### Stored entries
Start of Block

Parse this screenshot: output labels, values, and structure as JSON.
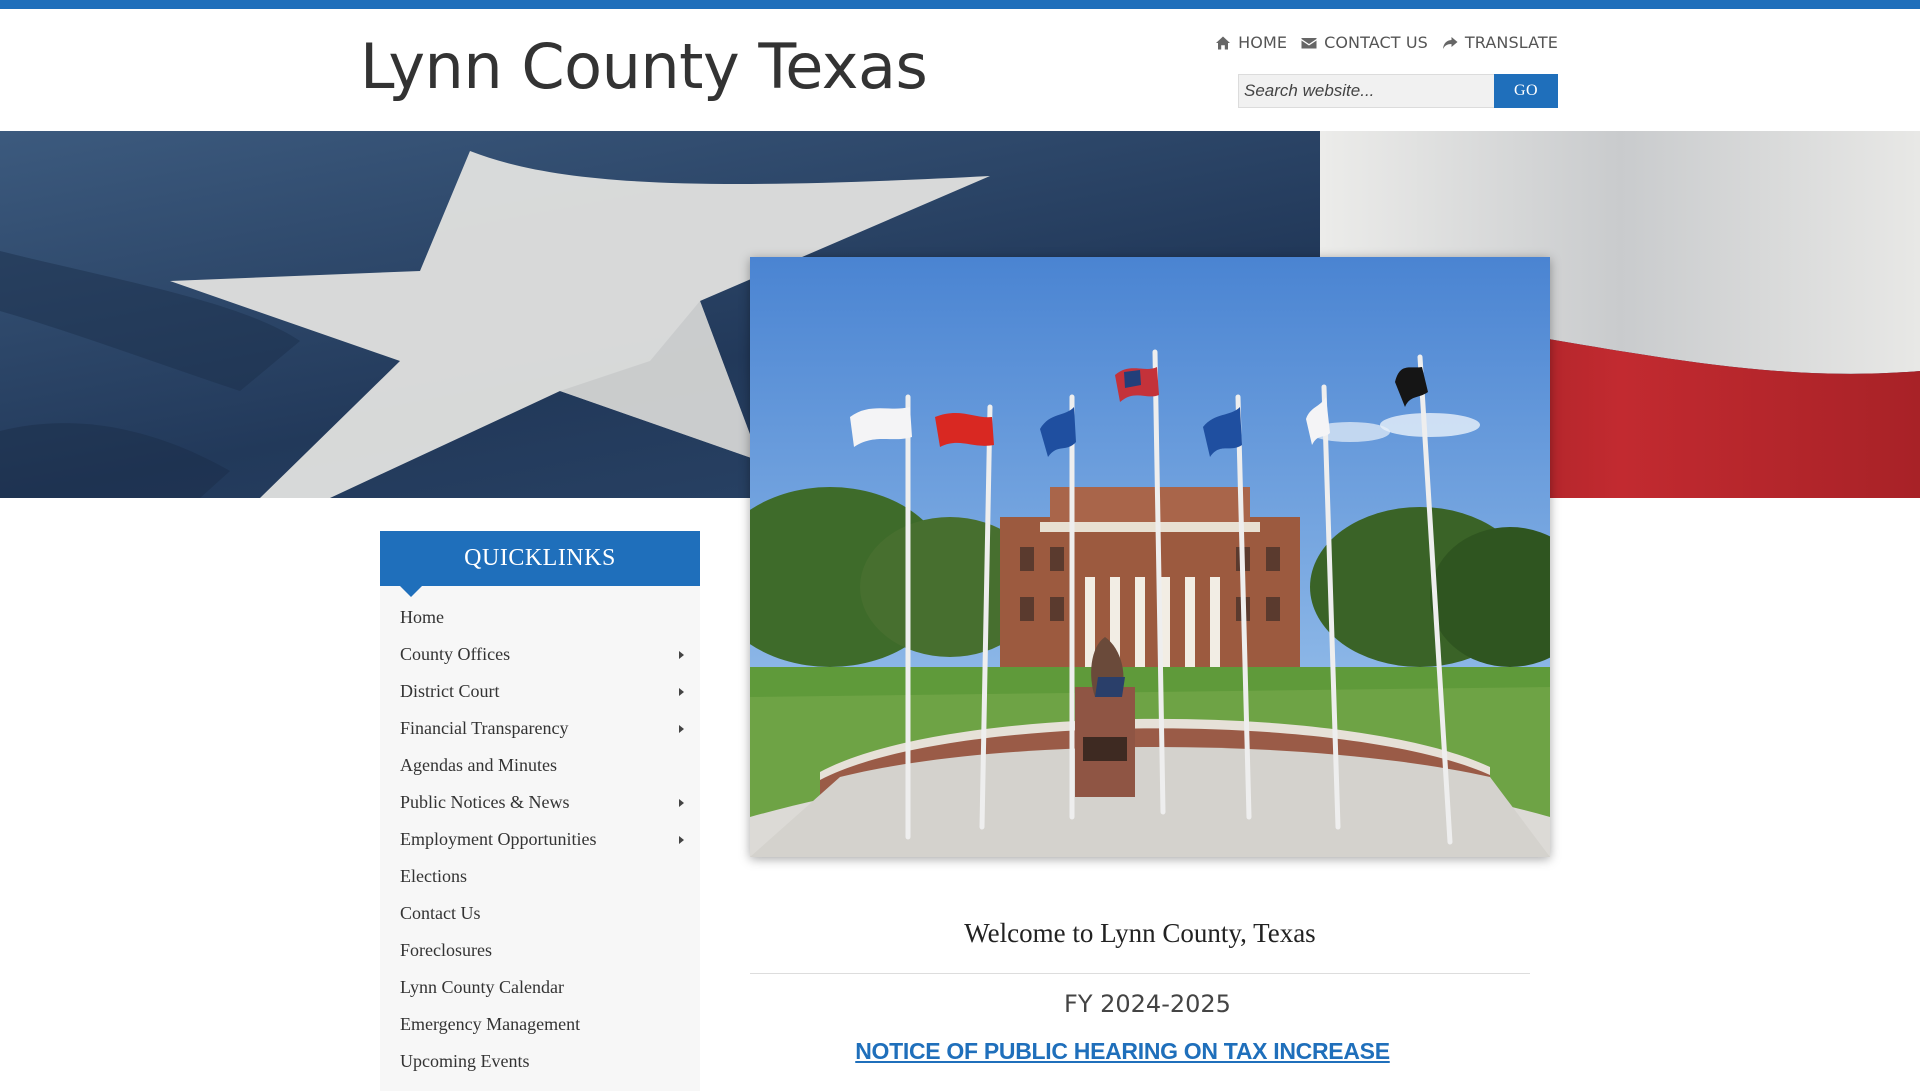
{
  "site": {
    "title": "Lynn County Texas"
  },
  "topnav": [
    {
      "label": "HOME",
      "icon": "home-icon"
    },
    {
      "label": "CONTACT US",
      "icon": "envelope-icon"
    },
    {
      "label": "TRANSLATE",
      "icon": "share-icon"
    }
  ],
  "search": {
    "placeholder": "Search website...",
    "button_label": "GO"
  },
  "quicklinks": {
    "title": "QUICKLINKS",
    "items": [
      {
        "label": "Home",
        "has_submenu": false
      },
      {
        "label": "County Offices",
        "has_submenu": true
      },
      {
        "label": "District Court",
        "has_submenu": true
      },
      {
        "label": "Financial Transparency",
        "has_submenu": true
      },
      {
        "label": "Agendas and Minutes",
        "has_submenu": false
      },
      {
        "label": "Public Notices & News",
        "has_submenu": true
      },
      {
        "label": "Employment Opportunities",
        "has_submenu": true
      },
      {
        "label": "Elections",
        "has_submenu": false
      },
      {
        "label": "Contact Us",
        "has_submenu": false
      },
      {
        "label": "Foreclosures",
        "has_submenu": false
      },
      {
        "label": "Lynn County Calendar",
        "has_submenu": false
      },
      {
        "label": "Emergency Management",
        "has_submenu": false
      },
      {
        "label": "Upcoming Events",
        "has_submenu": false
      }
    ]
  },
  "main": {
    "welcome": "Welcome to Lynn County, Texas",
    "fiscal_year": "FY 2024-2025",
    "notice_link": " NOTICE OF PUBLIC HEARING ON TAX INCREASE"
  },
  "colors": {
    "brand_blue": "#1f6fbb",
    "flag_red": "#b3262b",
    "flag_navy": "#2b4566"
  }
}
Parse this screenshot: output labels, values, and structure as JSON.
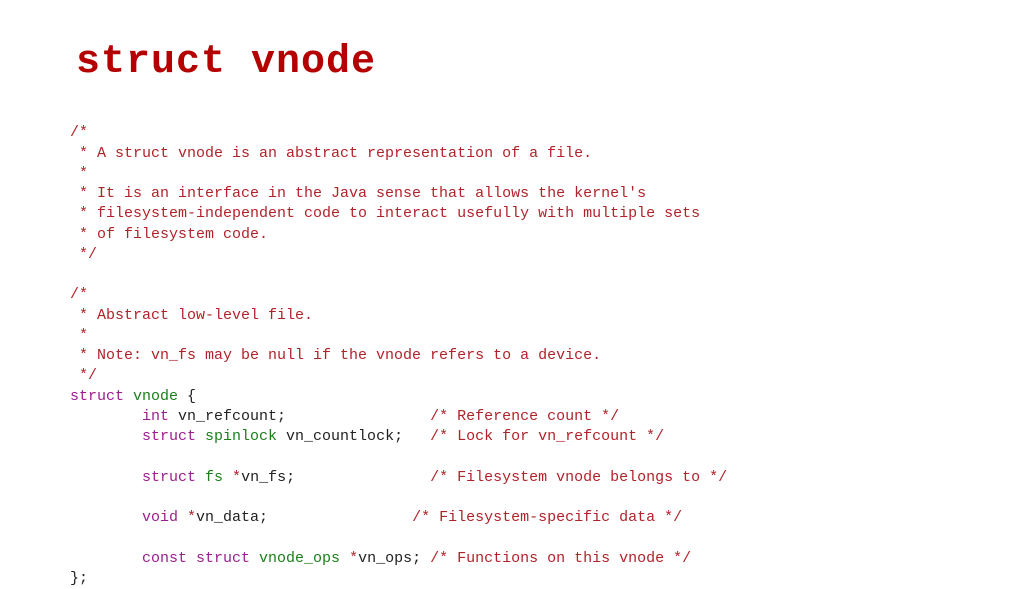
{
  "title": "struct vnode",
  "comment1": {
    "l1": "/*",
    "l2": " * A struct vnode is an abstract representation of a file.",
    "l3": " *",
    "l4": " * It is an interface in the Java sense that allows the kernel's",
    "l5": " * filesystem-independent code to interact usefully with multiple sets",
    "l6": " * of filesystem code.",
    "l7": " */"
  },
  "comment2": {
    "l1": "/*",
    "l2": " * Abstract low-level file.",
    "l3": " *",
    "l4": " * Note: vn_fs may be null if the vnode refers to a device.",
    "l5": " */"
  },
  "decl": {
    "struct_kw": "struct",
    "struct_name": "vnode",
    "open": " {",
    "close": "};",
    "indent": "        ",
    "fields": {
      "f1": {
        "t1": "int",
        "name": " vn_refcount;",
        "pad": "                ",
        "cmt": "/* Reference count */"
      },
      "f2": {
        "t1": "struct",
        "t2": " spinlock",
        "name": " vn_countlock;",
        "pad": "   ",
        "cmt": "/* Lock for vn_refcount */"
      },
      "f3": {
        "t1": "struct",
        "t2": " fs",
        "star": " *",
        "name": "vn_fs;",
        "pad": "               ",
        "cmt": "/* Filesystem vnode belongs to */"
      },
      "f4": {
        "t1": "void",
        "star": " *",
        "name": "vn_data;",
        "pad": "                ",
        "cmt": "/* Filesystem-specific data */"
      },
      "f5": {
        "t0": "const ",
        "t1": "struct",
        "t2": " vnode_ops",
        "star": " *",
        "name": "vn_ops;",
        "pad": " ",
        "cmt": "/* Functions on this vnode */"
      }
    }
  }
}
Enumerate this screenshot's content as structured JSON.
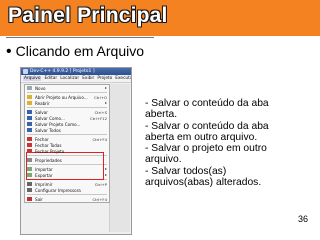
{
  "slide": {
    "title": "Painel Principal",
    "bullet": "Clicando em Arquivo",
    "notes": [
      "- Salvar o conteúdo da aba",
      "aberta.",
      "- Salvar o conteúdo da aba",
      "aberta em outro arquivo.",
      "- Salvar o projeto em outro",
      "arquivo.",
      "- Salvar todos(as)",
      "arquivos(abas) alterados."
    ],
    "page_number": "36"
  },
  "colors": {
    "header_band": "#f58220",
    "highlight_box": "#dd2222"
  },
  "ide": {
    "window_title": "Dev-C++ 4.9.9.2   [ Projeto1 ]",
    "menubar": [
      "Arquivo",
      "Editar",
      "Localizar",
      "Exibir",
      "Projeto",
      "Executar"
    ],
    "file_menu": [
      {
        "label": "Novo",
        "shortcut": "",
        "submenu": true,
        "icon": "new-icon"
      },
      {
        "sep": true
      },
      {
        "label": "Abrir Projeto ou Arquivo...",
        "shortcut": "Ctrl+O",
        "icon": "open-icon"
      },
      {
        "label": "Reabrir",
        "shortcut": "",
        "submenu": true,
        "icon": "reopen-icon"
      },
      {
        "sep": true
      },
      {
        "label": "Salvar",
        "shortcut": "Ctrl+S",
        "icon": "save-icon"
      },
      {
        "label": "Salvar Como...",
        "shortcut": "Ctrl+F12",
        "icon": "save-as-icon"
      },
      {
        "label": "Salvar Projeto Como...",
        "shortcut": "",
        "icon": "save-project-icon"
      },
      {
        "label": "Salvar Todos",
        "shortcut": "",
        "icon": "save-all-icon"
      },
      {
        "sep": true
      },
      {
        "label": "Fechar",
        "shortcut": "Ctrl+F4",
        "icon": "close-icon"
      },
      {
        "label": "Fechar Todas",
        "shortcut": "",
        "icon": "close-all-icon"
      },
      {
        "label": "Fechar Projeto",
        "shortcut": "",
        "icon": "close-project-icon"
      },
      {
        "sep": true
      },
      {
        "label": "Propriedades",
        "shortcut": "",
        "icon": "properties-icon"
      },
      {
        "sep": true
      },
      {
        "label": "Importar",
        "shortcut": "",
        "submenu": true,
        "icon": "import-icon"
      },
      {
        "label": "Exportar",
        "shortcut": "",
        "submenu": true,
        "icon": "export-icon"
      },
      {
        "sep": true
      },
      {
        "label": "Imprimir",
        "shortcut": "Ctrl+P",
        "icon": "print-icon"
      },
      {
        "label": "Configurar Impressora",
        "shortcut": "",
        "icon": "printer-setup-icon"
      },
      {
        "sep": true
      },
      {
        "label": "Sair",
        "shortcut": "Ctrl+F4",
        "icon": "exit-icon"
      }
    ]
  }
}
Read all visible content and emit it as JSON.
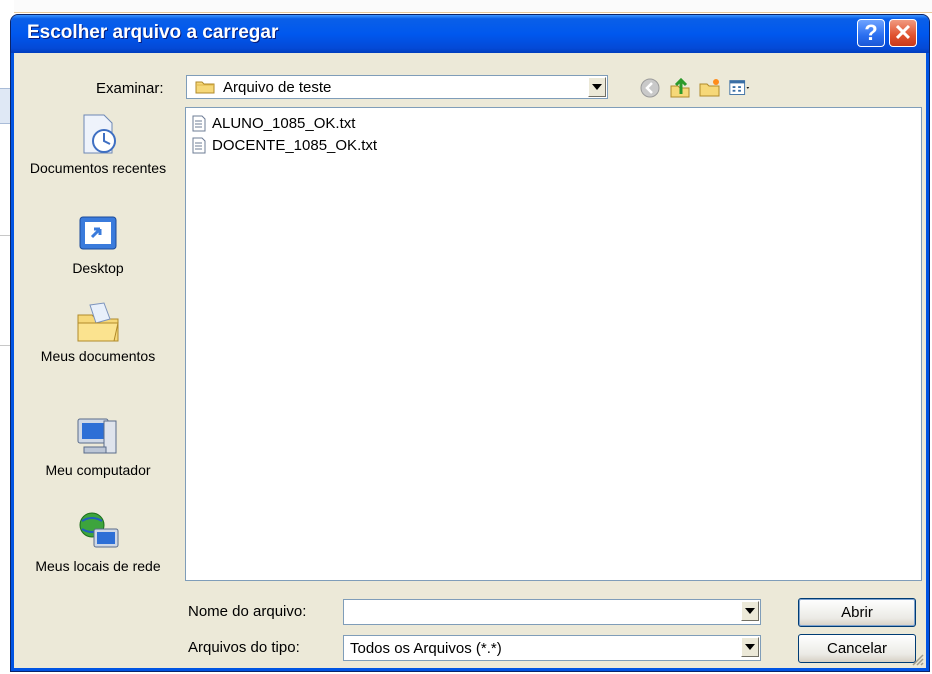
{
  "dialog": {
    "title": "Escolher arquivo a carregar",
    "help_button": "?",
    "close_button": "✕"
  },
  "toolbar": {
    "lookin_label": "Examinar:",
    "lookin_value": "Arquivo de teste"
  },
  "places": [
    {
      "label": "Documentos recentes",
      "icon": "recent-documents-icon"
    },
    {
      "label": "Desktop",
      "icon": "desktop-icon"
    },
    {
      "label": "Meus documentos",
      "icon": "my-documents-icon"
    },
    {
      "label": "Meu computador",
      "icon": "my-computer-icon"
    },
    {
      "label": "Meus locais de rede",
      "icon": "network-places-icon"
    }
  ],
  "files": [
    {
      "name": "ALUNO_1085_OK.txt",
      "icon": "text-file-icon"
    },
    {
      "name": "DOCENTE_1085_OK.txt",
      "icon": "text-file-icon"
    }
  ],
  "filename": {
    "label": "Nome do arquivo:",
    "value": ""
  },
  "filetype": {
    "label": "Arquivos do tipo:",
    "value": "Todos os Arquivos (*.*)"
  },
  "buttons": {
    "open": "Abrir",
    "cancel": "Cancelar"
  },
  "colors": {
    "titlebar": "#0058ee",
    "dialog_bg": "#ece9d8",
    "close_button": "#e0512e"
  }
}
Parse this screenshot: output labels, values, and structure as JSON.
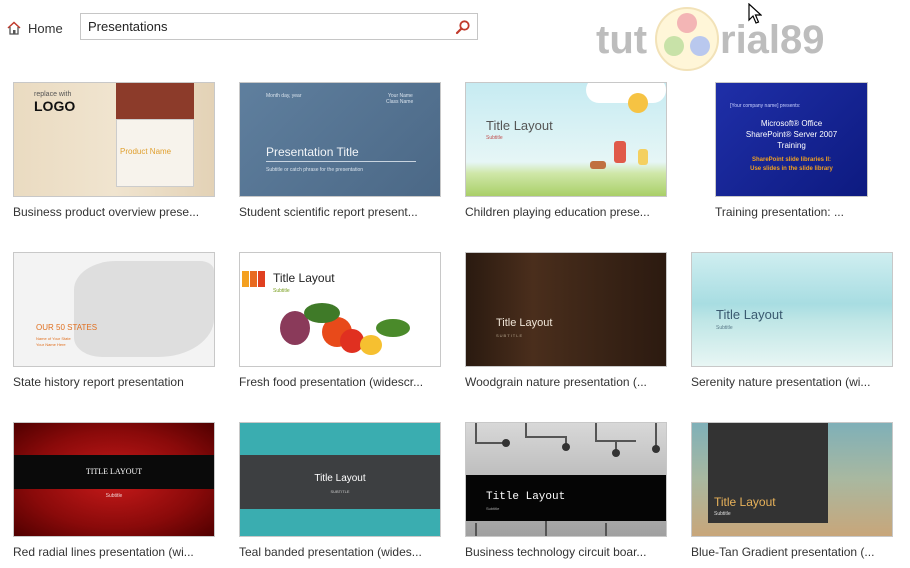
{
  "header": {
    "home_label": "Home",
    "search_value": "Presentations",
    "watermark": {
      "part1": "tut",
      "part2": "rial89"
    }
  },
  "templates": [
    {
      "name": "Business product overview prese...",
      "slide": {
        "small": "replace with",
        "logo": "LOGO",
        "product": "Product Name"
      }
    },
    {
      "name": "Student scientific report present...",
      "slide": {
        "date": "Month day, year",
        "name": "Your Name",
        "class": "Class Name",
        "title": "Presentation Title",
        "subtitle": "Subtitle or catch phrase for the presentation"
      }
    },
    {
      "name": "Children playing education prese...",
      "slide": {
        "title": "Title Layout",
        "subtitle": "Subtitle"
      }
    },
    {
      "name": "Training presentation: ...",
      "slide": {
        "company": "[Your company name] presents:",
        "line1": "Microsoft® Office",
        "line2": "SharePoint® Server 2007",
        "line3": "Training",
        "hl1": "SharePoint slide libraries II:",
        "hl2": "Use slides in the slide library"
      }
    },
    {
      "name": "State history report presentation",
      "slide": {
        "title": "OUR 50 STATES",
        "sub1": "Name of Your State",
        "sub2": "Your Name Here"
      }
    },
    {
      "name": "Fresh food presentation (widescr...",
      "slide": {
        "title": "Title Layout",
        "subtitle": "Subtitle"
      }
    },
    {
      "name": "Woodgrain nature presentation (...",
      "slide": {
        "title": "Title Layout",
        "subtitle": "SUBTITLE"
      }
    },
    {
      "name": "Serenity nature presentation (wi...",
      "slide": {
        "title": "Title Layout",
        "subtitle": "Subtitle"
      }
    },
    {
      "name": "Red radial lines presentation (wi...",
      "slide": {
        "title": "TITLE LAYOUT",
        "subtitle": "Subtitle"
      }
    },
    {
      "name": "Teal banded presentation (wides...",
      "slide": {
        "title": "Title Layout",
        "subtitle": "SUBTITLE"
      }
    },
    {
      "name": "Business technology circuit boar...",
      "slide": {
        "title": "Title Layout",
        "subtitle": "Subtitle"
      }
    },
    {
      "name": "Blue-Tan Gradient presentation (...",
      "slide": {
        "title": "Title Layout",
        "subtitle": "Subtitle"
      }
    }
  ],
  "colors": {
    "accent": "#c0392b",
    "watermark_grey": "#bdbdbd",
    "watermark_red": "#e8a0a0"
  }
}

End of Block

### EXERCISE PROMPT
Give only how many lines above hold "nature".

### RESPONSE BELOW
2